== The task ==
Report how many lines in the records hold the string "filename"; give the number and nothing else.

--- Data shown Enclosed Below ---

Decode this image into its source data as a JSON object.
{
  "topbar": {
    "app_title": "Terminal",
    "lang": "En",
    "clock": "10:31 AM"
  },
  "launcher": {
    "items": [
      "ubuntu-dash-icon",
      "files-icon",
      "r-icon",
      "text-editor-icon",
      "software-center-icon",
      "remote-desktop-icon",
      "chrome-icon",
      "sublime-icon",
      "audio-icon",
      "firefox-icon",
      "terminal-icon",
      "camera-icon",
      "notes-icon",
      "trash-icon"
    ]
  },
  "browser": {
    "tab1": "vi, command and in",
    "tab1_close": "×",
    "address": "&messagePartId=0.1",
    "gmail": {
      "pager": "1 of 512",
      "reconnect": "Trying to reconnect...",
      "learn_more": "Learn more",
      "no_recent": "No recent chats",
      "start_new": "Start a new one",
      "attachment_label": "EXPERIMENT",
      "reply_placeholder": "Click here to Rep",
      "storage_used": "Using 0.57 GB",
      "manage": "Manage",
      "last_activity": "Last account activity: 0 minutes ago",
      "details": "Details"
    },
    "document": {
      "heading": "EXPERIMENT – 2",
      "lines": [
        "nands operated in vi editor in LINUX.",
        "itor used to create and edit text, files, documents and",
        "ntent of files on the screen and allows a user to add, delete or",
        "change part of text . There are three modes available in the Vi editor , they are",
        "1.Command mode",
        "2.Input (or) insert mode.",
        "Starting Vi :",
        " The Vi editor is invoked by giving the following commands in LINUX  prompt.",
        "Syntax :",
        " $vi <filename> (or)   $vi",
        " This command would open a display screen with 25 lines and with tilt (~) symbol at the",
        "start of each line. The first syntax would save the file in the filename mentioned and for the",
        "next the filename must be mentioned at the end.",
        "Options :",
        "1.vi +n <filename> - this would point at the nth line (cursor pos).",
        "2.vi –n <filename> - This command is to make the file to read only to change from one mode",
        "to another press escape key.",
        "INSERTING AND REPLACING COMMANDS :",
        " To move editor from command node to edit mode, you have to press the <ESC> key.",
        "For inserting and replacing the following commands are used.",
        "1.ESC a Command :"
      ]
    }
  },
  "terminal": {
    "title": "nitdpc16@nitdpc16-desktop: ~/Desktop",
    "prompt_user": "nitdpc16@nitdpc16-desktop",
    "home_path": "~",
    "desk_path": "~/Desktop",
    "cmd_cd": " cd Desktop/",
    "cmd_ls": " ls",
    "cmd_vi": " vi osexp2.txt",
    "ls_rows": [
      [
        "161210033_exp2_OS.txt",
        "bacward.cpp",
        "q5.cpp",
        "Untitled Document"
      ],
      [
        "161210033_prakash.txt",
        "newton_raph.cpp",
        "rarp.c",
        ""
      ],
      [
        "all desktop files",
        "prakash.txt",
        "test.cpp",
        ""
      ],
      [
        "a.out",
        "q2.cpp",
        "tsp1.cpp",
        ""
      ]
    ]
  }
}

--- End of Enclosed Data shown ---
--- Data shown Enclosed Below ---

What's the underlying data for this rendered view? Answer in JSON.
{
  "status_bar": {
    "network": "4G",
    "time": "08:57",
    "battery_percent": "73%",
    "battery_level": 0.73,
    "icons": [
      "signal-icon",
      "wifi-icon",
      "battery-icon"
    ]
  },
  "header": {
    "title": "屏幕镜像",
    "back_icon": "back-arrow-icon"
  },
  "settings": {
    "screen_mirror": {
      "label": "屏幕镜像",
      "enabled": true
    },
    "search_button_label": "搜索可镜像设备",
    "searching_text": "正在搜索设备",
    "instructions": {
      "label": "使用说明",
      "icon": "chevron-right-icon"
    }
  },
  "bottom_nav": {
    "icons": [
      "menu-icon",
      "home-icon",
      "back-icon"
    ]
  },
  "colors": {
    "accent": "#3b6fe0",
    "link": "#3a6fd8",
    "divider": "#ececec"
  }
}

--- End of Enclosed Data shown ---

== Answer ==
5